“We’ve had strong advocacy for folks with disabilities, and we know that housing is a critical shortage for those individuals,” said Fishers Mayor Scott Fadness. “Integrated into SouthPointe will be units that are tailor-made for individuals with disabilities, and this demonstrates a sensitivity to the community and the context for why we’re developing these projects. That in itself is a testament to both RealAmerica’s and the community’s desire to develop something that is accretive to our community.”

At SouthPointe Village, 25 percent of homes were aside for individuals with disabilities, and the entire building is accessible (including raised and lowered garden beds, sidewalks around each community amenity, elevators, automated doors on both ends of the building, and more).

Located at 11245 Lantern Road in Fishers’ thriving Nickel Plate District, SouthPointe is in a prime location for persons with disabilities to be close to employment and their families.

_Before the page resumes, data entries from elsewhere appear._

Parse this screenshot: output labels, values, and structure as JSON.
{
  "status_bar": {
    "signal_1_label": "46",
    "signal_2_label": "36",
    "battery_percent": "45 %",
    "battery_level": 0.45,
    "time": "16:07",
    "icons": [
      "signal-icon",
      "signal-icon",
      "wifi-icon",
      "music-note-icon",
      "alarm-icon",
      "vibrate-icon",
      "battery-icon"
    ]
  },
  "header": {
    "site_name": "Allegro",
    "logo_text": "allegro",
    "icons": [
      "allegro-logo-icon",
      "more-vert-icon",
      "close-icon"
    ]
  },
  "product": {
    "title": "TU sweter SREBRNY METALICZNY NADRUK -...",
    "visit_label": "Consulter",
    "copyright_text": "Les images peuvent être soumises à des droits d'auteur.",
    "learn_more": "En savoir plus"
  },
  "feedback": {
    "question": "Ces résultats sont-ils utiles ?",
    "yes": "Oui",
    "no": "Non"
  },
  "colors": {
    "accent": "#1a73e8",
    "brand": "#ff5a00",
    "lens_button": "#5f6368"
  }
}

Cecilia Coble, former Fishers City Council President and co-chair of the Fishers Advisory Committee on Disability, said, “A lot of families, like myself, want to be close to their loved one with a disability. And unfortunately, with the lack of affordable housing, it’s hard for loved ones to be close to their parents and grandparents and remain in the community in which they grew up. So, we’re really excited and proud to be a part of this project with RealAmerica.”  

SouthPointe Village is a four-story, 62-unit property, offering residents two different open-concept, 1- and 2-bedroom floor plans. All apartments include full-sized, in-unit washers and dryers, luxury plank flooring, built-in kitchen appliances, a balcony or patio, upgraded soundproof flooring and windows, ceiling fans, energy-efficient features, and free in-unit internet service.

Other featured amenities include a dog park and pet spa, an on-site fitness room, an indoor playground and reading corner, sky deck, community room with a kitchen for entertaining and gathering, community garden, bike share program, craft room, computer resource center, and 529 plan funding for resident children. 

The official grand opening took place on Friday, Oct. 8, and included speeches from the City Council, Executive Director of IHCDA, RealAmerica President and Owner Ronda Shrewsbury, and service providers. The grand opening included a ribbon-cutting ceremony, vendor fair, apartment tours, and an on-site food truck. The event was well-attended by the community, officials, and residents.  

SouthPointe Village would not be possible without RealAmerica’s proven commitment to quality, affordable housing, the support of the City of Fishers, the City Council, Mayor Scott Fadness, the Fishers Advisory Committee on Disability, the Indiana Housing and Community Development Authority, and the service providers’ support and partnership. Additional financial partners include Boston Financial and Merchants Capital. 

For more information about SouthPointe Village, visit To learn more about RealAmerica’s services and newest properties, visit or find RealAmerica LLC on Facebook and LinkedIn.